▶ _THE PROBLEM_: Please copy the entries below word for word.

▶ _RECORDS FOR THIS EXERCISE_:

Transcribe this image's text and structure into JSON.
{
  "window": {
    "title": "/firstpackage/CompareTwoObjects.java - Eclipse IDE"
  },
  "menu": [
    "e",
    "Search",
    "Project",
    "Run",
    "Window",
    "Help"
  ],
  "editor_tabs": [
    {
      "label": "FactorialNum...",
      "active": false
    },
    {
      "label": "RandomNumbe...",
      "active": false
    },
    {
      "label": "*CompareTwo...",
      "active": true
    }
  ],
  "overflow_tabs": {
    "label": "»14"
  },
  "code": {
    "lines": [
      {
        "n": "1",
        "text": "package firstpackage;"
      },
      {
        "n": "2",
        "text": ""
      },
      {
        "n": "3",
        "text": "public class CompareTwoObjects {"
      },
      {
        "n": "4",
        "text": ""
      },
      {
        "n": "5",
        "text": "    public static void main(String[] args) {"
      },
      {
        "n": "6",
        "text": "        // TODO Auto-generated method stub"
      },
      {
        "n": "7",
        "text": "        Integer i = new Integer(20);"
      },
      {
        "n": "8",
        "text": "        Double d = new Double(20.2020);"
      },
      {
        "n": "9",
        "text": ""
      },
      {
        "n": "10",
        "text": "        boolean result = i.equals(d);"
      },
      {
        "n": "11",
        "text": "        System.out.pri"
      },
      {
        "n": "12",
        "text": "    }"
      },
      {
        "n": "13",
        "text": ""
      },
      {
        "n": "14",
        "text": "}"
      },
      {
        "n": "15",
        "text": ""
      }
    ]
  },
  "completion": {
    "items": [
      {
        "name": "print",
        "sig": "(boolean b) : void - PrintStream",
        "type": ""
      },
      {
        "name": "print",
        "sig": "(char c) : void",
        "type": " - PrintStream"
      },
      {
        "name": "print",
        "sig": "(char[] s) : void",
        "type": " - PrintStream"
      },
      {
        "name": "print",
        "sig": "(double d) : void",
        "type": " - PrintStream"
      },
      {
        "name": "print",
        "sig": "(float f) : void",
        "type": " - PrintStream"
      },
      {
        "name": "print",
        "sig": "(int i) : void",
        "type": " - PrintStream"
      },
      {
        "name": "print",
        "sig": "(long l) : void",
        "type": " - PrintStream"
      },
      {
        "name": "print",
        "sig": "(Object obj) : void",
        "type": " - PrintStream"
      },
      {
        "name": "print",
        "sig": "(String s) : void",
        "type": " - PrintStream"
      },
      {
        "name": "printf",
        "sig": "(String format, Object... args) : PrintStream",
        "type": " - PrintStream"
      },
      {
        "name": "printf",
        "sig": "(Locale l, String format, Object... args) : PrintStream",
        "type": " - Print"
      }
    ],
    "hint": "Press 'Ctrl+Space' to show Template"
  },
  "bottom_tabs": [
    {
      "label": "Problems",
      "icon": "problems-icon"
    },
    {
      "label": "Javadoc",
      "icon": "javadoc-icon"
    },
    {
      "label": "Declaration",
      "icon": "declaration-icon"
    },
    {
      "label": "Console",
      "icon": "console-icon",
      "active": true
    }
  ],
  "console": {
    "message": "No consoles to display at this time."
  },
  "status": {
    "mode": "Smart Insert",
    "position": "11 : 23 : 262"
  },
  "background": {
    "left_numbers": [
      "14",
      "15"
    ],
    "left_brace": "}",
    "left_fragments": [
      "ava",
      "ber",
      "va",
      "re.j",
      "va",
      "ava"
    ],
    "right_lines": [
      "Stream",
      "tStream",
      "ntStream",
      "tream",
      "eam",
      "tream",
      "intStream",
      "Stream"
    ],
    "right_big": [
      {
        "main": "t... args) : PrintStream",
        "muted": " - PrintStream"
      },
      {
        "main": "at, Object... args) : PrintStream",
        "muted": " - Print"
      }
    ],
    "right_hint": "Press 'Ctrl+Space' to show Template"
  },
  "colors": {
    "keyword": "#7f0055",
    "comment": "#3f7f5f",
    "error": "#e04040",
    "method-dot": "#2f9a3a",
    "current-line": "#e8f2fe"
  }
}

▶ _SOLUTION_:
Transcribe this image's text and structure into JSON.
{
  "window": {
    "title": "/firstpackage/CompareTwoObjects.java - Eclipse IDE"
  },
  "menu": [
    "e",
    "Search",
    "Project",
    "Run",
    "Window",
    "Help"
  ],
  "editor_tabs": [
    {
      "label": "FactorialNum...",
      "active": false
    },
    {
      "label": "RandomNumbe...",
      "active": false
    },
    {
      "label": "*CompareTwo...",
      "active": true
    }
  ],
  "overflow_tabs": {
    "label": "»14"
  },
  "code": {
    "lines": [
      {
        "n": "1",
        "text": "package firstpackage;"
      },
      {
        "n": "2",
        "text": ""
      },
      {
        "n": "3",
        "text": "public class CompareTwoObjects {"
      },
      {
        "n": "4",
        "text": ""
      },
      {
        "n": "5",
        "text": "    public static void main(String[] args) {"
      },
      {
        "n": "6",
        "text": "        // TODO Auto-generated method stub"
      },
      {
        "n": "7",
        "text": "        Integer i = new Integer(20);"
      },
      {
        "n": "8",
        "text": "        Double d = new Double(20.2020);"
      },
      {
        "n": "9",
        "text": ""
      },
      {
        "n": "10",
        "text": "        boolean result = i.equals(d);"
      },
      {
        "n": "11",
        "text": "        System.out.pri"
      },
      {
        "n": "12",
        "text": "    }"
      },
      {
        "n": "13",
        "text": ""
      },
      {
        "n": "14",
        "text": "}"
      },
      {
        "n": "15",
        "text": ""
      }
    ]
  },
  "completion": {
    "items": [
      {
        "name": "print",
        "sig": "(boolean b) : void - PrintStream",
        "type": ""
      },
      {
        "name": "print",
        "sig": "(char c) : void",
        "type": " - PrintStream"
      },
      {
        "name": "print",
        "sig": "(char[] s) : void",
        "type": " - PrintStream"
      },
      {
        "name": "print",
        "sig": "(double d) : void",
        "type": " - PrintStream"
      },
      {
        "name": "print",
        "sig": "(float f) : void",
        "type": " - PrintStream"
      },
      {
        "name": "print",
        "sig": "(int i) : void",
        "type": " - PrintStream"
      },
      {
        "name": "print",
        "sig": "(long l) : void",
        "type": " - PrintStream"
      },
      {
        "name": "print",
        "sig": "(Object obj) : void",
        "type": " - PrintStream"
      },
      {
        "name": "print",
        "sig": "(String s) : void",
        "type": " - PrintStream"
      },
      {
        "name": "printf",
        "sig": "(String format, Object... args) : PrintStream",
        "type": " - PrintStream"
      },
      {
        "name": "printf",
        "sig": "(Locale l, String format, Object... args) : PrintStream",
        "type": " - Print"
      }
    ],
    "hint": "Press 'Ctrl+Space' to show Template"
  },
  "bottom_tabs": [
    {
      "label": "Problems",
      "icon": "problems-icon"
    },
    {
      "label": "Javadoc",
      "icon": "javadoc-icon"
    },
    {
      "label": "Declaration",
      "icon": "declaration-icon"
    },
    {
      "label": "Console",
      "icon": "console-icon",
      "active": true
    }
  ],
  "console": {
    "message": "No consoles to display at this time."
  },
  "status": {
    "mode": "Smart Insert",
    "position": "11 : 23 : 262"
  },
  "background": {
    "left_numbers": [
      "14",
      "15"
    ],
    "left_brace": "}",
    "left_fragments": [
      "ava",
      "ber",
      "va",
      "re.j",
      "va",
      "ava"
    ],
    "right_lines": [
      "Stream",
      "tStream",
      "ntStream",
      "tream",
      "eam",
      "tream",
      "intStream",
      "Stream"
    ],
    "right_big": [
      {
        "main": "t... args) : PrintStream",
        "muted": " - PrintStream"
      },
      {
        "main": "at, Object... args) : PrintStream",
        "muted": " - Print"
      }
    ],
    "right_hint": "Press 'Ctrl+Space' to show Template"
  },
  "colors": {
    "keyword": "#7f0055",
    "comment": "#3f7f5f",
    "error": "#e04040",
    "method-dot": "#2f9a3a",
    "current-line": "#e8f2fe"
  }
}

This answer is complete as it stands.